## Task description
Locate every line in the records below that holds the word "JSON" and return each one.

══════════════════════════════

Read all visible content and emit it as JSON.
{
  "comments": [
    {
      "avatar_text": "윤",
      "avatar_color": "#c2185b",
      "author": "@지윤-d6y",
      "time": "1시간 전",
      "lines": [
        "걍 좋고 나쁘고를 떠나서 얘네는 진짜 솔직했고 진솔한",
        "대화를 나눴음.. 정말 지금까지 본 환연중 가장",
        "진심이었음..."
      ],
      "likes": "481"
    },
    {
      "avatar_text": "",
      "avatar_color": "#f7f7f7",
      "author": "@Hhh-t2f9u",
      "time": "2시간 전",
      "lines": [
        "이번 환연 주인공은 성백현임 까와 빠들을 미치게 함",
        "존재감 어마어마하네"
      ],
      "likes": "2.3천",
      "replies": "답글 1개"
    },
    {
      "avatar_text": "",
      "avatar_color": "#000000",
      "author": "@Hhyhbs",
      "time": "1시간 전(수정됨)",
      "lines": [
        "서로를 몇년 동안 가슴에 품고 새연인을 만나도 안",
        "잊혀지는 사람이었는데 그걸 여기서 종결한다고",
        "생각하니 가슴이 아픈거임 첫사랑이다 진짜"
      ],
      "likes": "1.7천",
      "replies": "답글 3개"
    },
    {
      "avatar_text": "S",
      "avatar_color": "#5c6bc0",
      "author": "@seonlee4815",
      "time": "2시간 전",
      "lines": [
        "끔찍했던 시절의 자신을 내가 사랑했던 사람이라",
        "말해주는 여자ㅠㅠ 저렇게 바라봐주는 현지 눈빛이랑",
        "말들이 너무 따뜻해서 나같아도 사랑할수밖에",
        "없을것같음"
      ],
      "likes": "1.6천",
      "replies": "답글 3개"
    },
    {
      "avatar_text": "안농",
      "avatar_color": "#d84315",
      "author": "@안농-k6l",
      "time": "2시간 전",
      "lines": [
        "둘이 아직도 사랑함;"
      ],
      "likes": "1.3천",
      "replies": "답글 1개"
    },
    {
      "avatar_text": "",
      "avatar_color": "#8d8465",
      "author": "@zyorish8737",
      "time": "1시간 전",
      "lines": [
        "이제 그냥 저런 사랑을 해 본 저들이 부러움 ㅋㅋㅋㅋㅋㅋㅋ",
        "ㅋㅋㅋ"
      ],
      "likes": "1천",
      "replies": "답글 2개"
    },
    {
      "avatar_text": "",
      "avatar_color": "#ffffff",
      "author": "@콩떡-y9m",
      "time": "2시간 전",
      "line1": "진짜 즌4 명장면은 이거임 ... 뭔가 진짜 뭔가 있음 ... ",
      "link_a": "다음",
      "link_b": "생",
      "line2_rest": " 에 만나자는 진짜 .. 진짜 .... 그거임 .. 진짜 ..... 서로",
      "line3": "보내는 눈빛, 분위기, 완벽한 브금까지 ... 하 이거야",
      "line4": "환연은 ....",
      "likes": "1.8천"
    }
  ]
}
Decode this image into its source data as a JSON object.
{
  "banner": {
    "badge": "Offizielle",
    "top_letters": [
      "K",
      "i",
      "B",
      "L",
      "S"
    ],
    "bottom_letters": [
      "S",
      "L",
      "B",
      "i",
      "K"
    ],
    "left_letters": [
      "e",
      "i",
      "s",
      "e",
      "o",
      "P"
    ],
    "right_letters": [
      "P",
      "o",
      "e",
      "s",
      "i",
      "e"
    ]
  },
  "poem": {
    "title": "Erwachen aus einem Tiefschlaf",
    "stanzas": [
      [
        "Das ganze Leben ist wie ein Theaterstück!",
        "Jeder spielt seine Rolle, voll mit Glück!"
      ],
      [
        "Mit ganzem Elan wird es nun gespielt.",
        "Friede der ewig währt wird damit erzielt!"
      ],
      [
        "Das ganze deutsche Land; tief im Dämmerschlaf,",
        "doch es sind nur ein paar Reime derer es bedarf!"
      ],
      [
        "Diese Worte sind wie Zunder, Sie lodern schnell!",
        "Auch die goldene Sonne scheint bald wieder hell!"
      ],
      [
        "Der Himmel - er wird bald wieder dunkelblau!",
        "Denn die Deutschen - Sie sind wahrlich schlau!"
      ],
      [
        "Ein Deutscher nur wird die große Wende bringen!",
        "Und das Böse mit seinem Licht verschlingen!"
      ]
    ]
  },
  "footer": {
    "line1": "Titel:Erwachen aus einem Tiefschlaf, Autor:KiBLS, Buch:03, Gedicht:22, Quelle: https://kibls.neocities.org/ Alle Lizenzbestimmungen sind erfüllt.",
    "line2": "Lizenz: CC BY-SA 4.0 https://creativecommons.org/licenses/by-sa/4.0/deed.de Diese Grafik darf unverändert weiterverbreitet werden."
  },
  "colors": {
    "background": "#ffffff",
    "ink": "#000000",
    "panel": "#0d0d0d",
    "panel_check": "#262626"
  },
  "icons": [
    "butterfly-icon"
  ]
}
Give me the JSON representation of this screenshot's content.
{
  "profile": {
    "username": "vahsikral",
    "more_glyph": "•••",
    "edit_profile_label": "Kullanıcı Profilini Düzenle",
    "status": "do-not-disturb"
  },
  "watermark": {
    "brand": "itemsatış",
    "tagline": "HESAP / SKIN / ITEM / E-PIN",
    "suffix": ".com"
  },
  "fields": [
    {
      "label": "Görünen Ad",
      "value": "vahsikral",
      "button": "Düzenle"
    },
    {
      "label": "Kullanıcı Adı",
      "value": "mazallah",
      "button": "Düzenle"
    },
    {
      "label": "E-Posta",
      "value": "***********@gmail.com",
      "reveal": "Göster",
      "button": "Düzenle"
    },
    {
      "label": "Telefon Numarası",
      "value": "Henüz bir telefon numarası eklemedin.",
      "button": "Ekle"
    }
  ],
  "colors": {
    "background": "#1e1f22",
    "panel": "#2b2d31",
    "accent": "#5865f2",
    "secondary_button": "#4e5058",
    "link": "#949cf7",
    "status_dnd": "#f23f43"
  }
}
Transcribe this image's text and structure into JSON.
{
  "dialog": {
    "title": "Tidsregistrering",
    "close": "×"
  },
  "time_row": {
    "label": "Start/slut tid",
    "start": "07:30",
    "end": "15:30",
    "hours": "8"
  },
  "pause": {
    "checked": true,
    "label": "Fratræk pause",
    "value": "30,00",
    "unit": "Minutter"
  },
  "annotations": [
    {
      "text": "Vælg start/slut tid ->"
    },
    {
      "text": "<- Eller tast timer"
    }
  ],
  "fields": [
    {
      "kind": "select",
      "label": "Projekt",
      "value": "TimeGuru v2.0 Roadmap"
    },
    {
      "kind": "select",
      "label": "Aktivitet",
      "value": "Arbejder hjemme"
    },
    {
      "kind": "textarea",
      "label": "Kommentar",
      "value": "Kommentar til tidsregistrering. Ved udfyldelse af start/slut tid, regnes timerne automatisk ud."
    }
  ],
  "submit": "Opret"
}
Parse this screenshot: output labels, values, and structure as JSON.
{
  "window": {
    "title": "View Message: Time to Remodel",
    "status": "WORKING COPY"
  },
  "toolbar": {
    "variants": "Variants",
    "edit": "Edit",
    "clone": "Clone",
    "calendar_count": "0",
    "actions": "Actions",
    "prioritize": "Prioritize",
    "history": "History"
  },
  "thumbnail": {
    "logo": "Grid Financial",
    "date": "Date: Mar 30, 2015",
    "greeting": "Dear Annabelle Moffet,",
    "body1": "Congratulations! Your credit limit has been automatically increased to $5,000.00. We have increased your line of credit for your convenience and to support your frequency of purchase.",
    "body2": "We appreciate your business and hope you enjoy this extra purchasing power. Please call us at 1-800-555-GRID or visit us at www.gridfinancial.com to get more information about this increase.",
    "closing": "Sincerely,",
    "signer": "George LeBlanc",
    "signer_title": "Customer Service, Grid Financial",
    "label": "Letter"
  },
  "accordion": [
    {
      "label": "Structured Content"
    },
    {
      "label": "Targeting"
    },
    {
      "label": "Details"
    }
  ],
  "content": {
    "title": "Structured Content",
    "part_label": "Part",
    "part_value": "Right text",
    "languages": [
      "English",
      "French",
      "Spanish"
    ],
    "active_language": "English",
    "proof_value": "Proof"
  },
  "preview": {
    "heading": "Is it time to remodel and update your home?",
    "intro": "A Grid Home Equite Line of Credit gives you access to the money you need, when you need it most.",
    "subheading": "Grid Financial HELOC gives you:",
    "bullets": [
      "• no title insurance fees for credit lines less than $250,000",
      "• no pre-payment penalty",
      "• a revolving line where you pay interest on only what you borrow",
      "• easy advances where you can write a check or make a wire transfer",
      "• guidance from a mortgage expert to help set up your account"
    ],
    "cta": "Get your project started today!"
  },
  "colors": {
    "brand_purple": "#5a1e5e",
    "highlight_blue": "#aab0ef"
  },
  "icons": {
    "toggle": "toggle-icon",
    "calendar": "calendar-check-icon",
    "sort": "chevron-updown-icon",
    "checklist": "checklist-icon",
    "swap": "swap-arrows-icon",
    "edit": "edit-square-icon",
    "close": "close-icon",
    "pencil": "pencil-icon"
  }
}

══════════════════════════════

## Answer for this exercise
Read all visible content and emit it as JSON.
Decode this image into its source data as a JSON object.
Give me the JSON representation of this screenshot's content.
Transcribe this image's text and structure into JSON.
Parse this screenshot: output labels, values, and structure as JSON.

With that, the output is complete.